The three-day retreat, from 7 to 9 July, included a series of talks on key Ignatian themes such as desires, discernment and coming to a decision. Participants were also led through guided meditation on the gospels and the Ignatian Examen prayer.
Three Jesuits – a priest, a brother and a scholastic – shared their vocations stories, talking about how they arrived at a decision to enter religious life. There was also an opportunity for individual conversation with Jesuits.
Four of the participants were former students of St Aloysius’ College, in Milsons Point, the Jesuit school on Sydney’s lower North Shore.
One of them, Peter Slaven, who graduated from St Aloysius’ in 2016, said the retreat helped him better look to the future.
‘I feel as though instead of dwelling and panicking over what to make of my future, I am able to ask myself the appropriate questions, sit with them, interpret them, and thus reason with them effectively’, he said.
‘I also went out and bought a journal, and am keen to rip in.’
Sydney University student James Browning said while Ignatius was famously led to his vocation after being injured by a cannonball at Pamplona, not all vocation stories are so dramatic.
‘The retreat helped me realise that learning of your vocation isn’t necessarily a “cannonball” experience – it’s a process that requires active participation in your relationships and environment’, he said.
Asked how the retreat made a difference to his outlook, he responded, ‘I’d say I’m far more relaxed about my future, and have the tools to discern the meaning behind what I will encounter in the near future.’
During the 2016 meeting with the Jesuits in Poland ahead of the 2016 World Youth Day in Krakow, the Pope told the Jesuits, ‘The church today needs to grow in the ability of spiritual discernment.’

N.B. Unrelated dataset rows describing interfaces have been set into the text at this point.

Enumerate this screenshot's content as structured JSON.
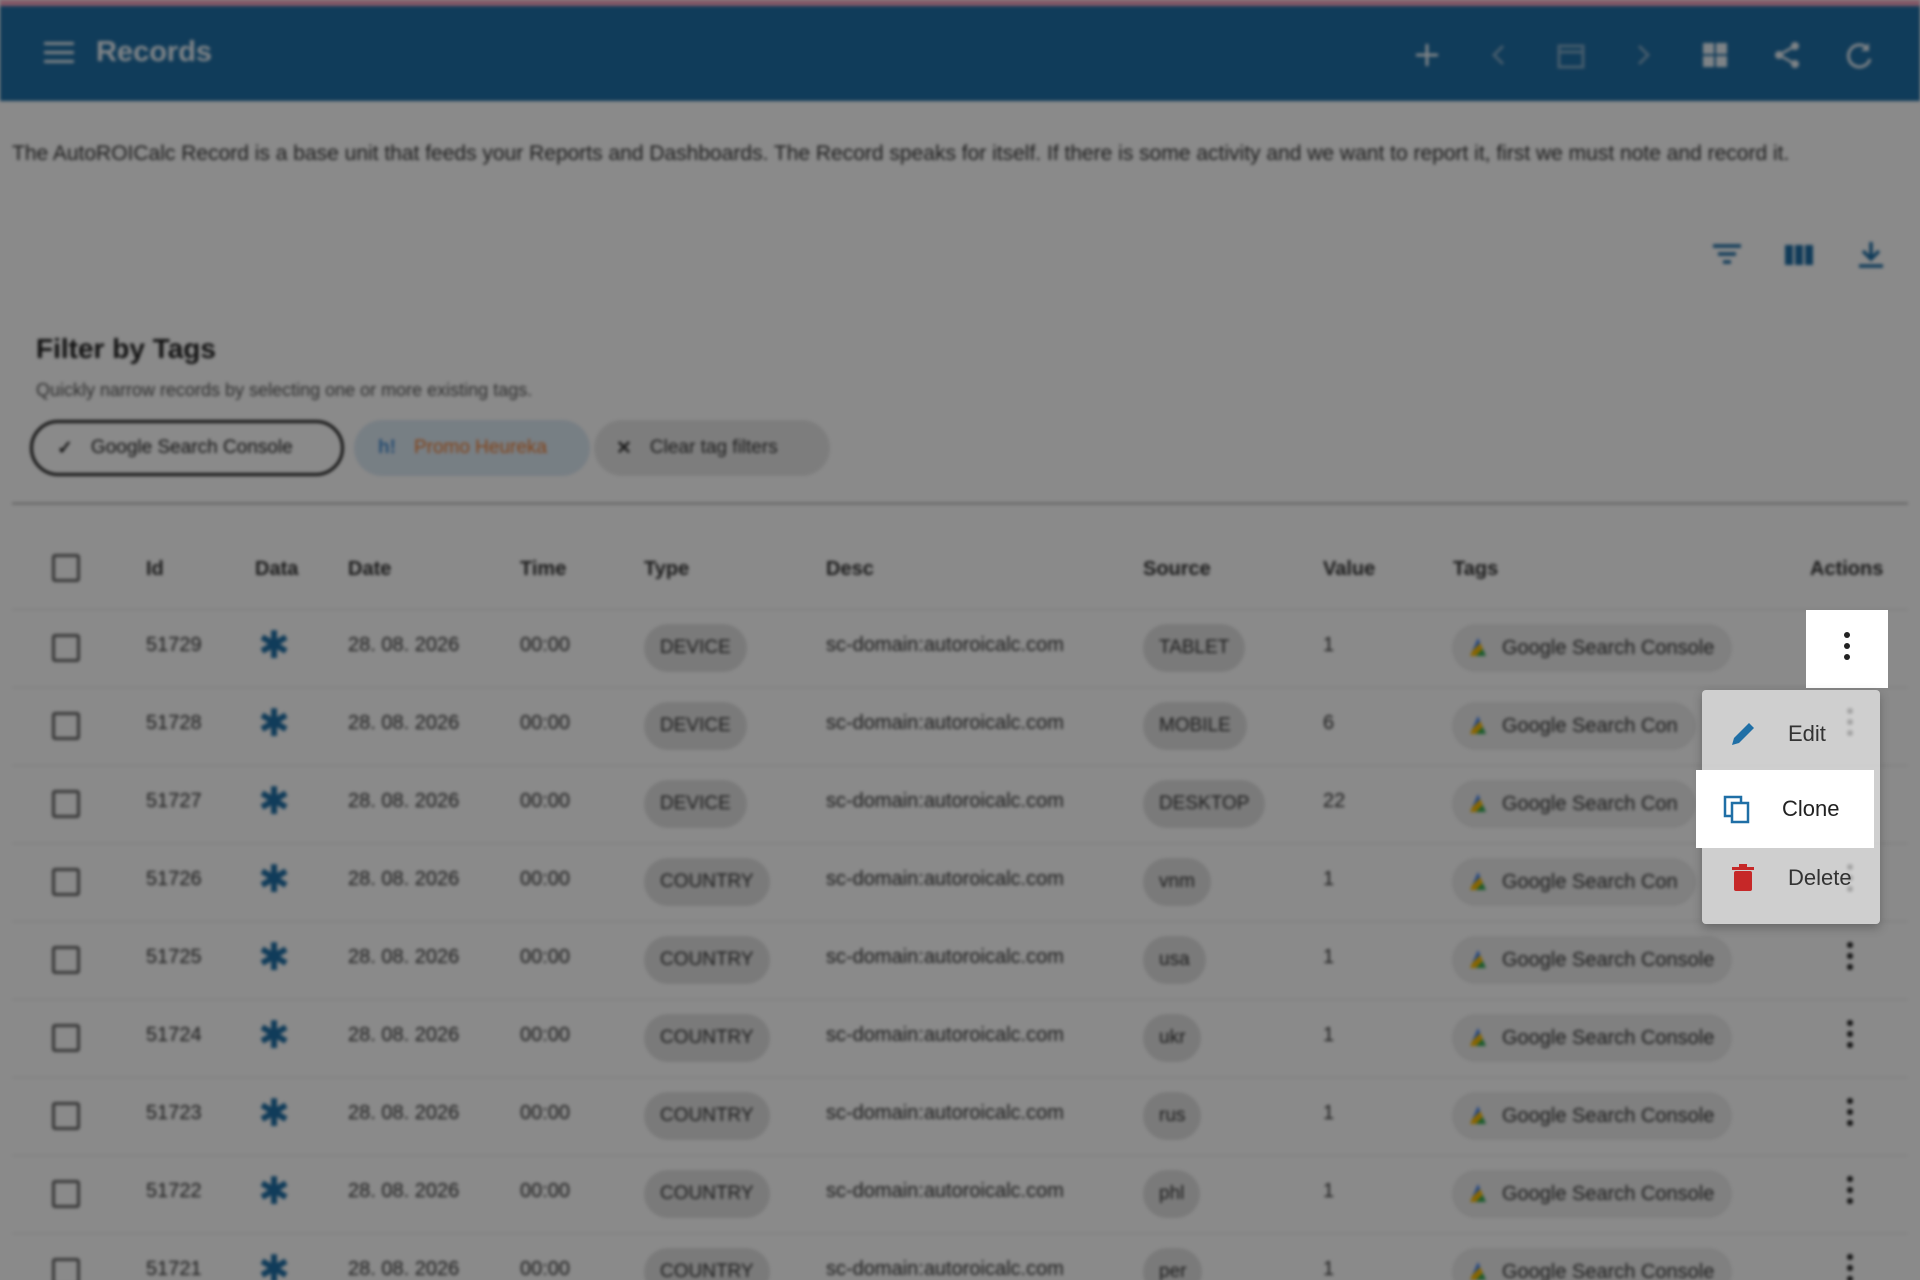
{
  "colors": {
    "app_bar": "#1f6fa6",
    "accent": "#1f6fa6",
    "promo_tag_text": "#f07a2c",
    "delete_icon": "#c62828"
  },
  "app": {
    "title": "Records",
    "toolbar_icons": [
      "add-icon",
      "chevron-left-icon",
      "calendar-icon",
      "chevron-right-icon",
      "dashboard-icon",
      "share-icon",
      "refresh-icon"
    ]
  },
  "intro_text": "The AutoROICalc Record is a base unit that feeds your Reports and Dashboards. The Record speaks for itself. If there is some activity and we want to report it, first we must note and record it.",
  "table_tools": [
    "filter-icon",
    "columns-icon",
    "download-icon"
  ],
  "filter": {
    "title": "Filter by Tags",
    "subtitle": "Quickly narrow records by selecting one or more existing tags.",
    "chips": {
      "selected": "Google Search Console",
      "promo": "Promo Heureka",
      "promo_prefix": "h!",
      "clear": "Clear tag filters"
    }
  },
  "table": {
    "headers": [
      "Id",
      "Data",
      "Date",
      "Time",
      "Type",
      "Desc",
      "Source",
      "Value",
      "Tags",
      "Actions"
    ],
    "rows": [
      {
        "id": "51729",
        "date": "28. 08. 2026",
        "time": "00:00",
        "type": "DEVICE",
        "desc": "sc-domain:autoroicalc.com",
        "source": "TABLET",
        "value": "1",
        "tag": "Google Search Console"
      },
      {
        "id": "51728",
        "date": "28. 08. 2026",
        "time": "00:00",
        "type": "DEVICE",
        "desc": "sc-domain:autoroicalc.com",
        "source": "MOBILE",
        "value": "6",
        "tag": "Google Search Con"
      },
      {
        "id": "51727",
        "date": "28. 08. 2026",
        "time": "00:00",
        "type": "DEVICE",
        "desc": "sc-domain:autoroicalc.com",
        "source": "DESKTOP",
        "value": "22",
        "tag": "Google Search Con"
      },
      {
        "id": "51726",
        "date": "28. 08. 2026",
        "time": "00:00",
        "type": "COUNTRY",
        "desc": "sc-domain:autoroicalc.com",
        "source": "vnm",
        "value": "1",
        "tag": "Google Search Con"
      },
      {
        "id": "51725",
        "date": "28. 08. 2026",
        "time": "00:00",
        "type": "COUNTRY",
        "desc": "sc-domain:autoroicalc.com",
        "source": "usa",
        "value": "1",
        "tag": "Google Search Console"
      },
      {
        "id": "51724",
        "date": "28. 08. 2026",
        "time": "00:00",
        "type": "COUNTRY",
        "desc": "sc-domain:autoroicalc.com",
        "source": "ukr",
        "value": "1",
        "tag": "Google Search Console"
      },
      {
        "id": "51723",
        "date": "28. 08. 2026",
        "time": "00:00",
        "type": "COUNTRY",
        "desc": "sc-domain:autoroicalc.com",
        "source": "rus",
        "value": "1",
        "tag": "Google Search Console"
      },
      {
        "id": "51722",
        "date": "28. 08. 2026",
        "time": "00:00",
        "type": "COUNTRY",
        "desc": "sc-domain:autoroicalc.com",
        "source": "phl",
        "value": "1",
        "tag": "Google Search Console"
      },
      {
        "id": "51721",
        "date": "28. 08. 2026",
        "time": "00:00",
        "type": "COUNTRY",
        "desc": "sc-domain:autoroicalc.com",
        "source": "per",
        "value": "1",
        "tag": "Google Search Console"
      }
    ]
  },
  "context_menu": {
    "items": [
      {
        "label": "Edit",
        "icon": "pencil-icon"
      },
      {
        "label": "Clone",
        "icon": "copy-icon"
      },
      {
        "label": "Delete",
        "icon": "trash-icon"
      }
    ]
  }
}
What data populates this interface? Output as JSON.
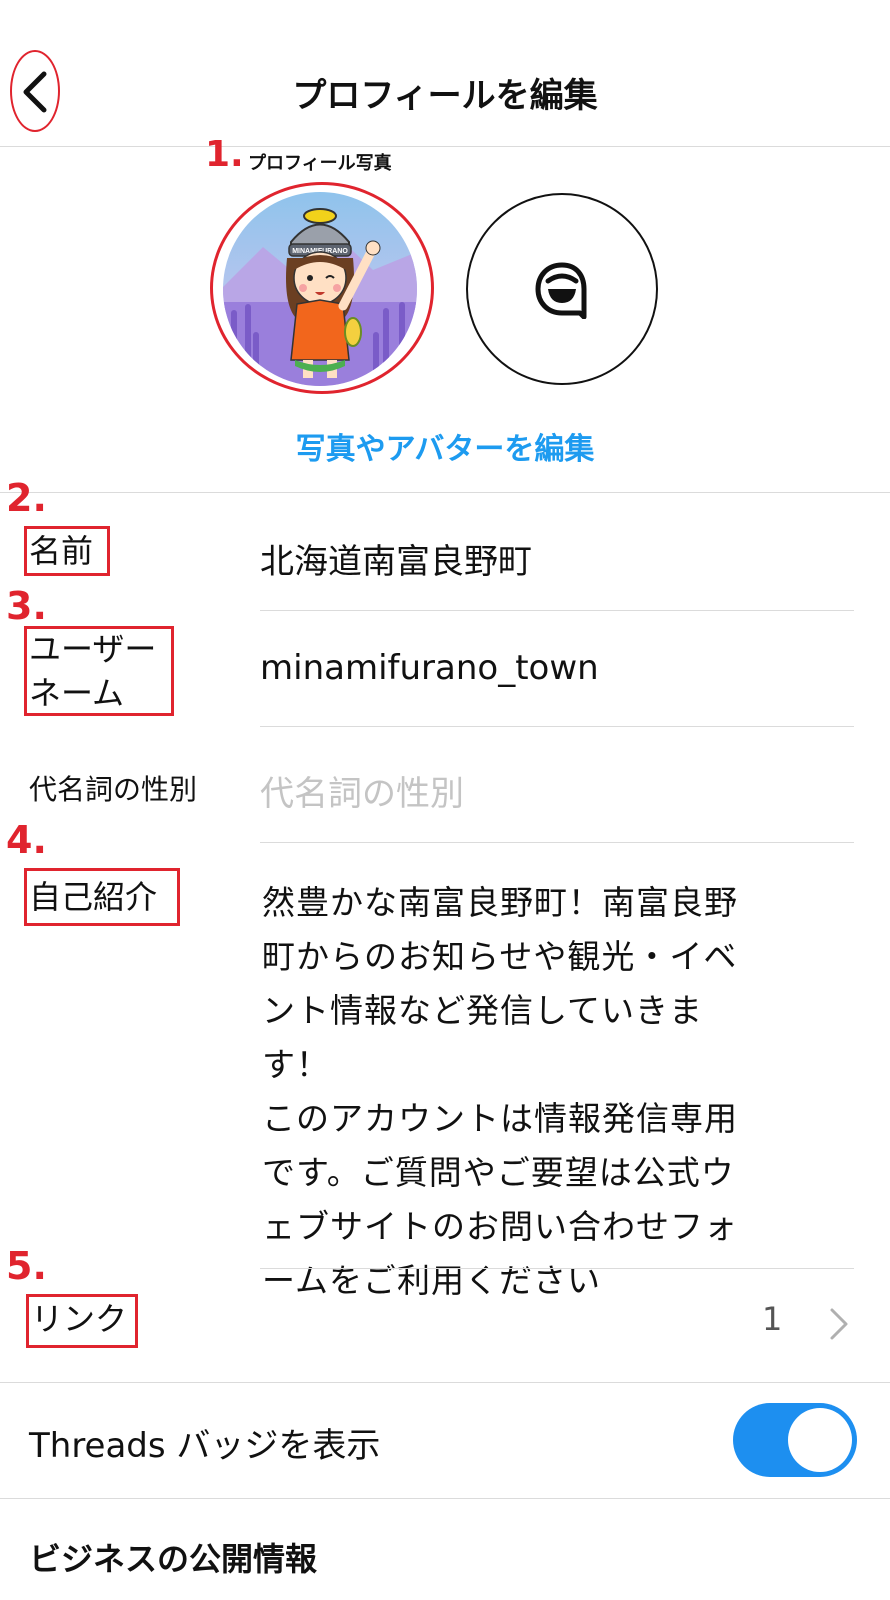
{
  "header": {
    "title": "プロフィールを編集",
    "back_icon": "chevron-left-icon"
  },
  "annotations": {
    "m1": "1.",
    "m2": "2.",
    "m3": "3.",
    "m4": "4.",
    "m5": "5."
  },
  "photo": {
    "caption": "プロフィール写真",
    "edit_label": "写真やアバターを編集",
    "avatar_text": "MINAMIFURANO"
  },
  "fields": {
    "name": {
      "label": "名前",
      "value": "北海道南富良野町"
    },
    "username": {
      "label_line1": "ユーザー",
      "label_line2": "ネーム",
      "value": "minamifurano_town"
    },
    "pronouns": {
      "label": "代名詞の性別",
      "placeholder": "代名詞の性別"
    },
    "bio": {
      "label": "自己紹介",
      "lines": [
        "然豊かな南富良野町！南富良野",
        "町からのお知らせや観光・イベ",
        "ント情報など発信していきま",
        "す！",
        "このアカウントは情報発信専用",
        "です。ご質問やご要望は公式ウ",
        "ェブサイトのお問い合わせフォ",
        "ームをご利用ください"
      ]
    },
    "links": {
      "label": "リンク",
      "count": "1"
    }
  },
  "threads": {
    "label": "Threads バッジを表示",
    "enabled": true,
    "accent": "#1d8ff0"
  },
  "business": {
    "title": "ビジネスの公開情報"
  },
  "colors": {
    "annotation_red": "#e0242e",
    "link_blue": "#1d9bf0"
  }
}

The Jesuit Vocations Ministry in Australia seeks to develop a culture of discernment among young people through spiritual accompaniment. This focus is especially important in the light of next year’s Synod of Bishop’s focus on young people living a purposeful life.
By Nico Lariosa SJ